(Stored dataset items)
—————
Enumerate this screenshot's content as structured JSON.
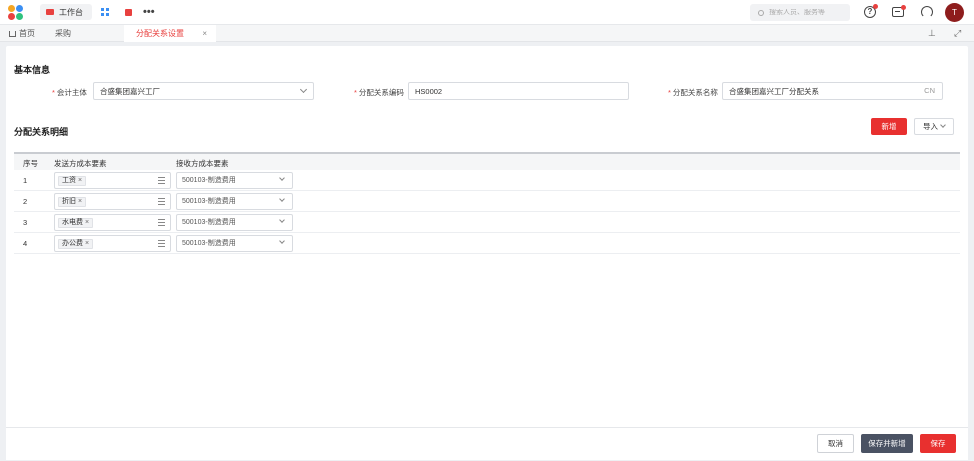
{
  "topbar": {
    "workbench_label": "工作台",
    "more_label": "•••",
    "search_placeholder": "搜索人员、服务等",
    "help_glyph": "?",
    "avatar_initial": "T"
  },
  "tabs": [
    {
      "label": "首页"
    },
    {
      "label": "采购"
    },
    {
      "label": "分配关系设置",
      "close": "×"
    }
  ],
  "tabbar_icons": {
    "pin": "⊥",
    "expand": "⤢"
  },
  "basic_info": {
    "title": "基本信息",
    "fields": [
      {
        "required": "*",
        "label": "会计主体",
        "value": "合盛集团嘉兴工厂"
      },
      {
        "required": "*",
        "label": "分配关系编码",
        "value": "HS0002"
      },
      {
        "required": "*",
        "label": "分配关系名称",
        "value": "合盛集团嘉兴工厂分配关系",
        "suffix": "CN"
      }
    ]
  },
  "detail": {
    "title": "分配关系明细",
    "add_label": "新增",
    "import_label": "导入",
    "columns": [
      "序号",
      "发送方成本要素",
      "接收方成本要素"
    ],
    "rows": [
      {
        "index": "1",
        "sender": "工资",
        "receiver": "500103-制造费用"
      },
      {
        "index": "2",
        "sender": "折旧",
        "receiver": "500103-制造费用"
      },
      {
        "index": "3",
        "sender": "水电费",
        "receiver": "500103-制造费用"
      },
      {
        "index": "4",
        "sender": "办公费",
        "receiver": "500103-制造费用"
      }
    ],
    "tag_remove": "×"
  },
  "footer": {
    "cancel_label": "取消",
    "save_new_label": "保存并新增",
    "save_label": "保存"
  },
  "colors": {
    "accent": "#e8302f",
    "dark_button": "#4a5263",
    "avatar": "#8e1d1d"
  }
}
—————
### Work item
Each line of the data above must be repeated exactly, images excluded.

### Result
Enumerate this screenshot's content as structured JSON.
{
  "topbar": {
    "workbench_label": "工作台",
    "more_label": "•••",
    "search_placeholder": "搜索人员、服务等",
    "help_glyph": "?",
    "avatar_initial": "T"
  },
  "tabs": [
    {
      "label": "首页"
    },
    {
      "label": "采购"
    },
    {
      "label": "分配关系设置",
      "close": "×"
    }
  ],
  "tabbar_icons": {
    "pin": "⊥",
    "expand": "⤢"
  },
  "basic_info": {
    "title": "基本信息",
    "fields": [
      {
        "required": "*",
        "label": "会计主体",
        "value": "合盛集团嘉兴工厂"
      },
      {
        "required": "*",
        "label": "分配关系编码",
        "value": "HS0002"
      },
      {
        "required": "*",
        "label": "分配关系名称",
        "value": "合盛集团嘉兴工厂分配关系",
        "suffix": "CN"
      }
    ]
  },
  "detail": {
    "title": "分配关系明细",
    "add_label": "新增",
    "import_label": "导入",
    "columns": [
      "序号",
      "发送方成本要素",
      "接收方成本要素"
    ],
    "rows": [
      {
        "index": "1",
        "sender": "工资",
        "receiver": "500103-制造费用"
      },
      {
        "index": "2",
        "sender": "折旧",
        "receiver": "500103-制造费用"
      },
      {
        "index": "3",
        "sender": "水电费",
        "receiver": "500103-制造费用"
      },
      {
        "index": "4",
        "sender": "办公费",
        "receiver": "500103-制造费用"
      }
    ],
    "tag_remove": "×"
  },
  "footer": {
    "cancel_label": "取消",
    "save_new_label": "保存并新增",
    "save_label": "保存"
  },
  "colors": {
    "accent": "#e8302f",
    "dark_button": "#4a5263",
    "avatar": "#8e1d1d"
  }
}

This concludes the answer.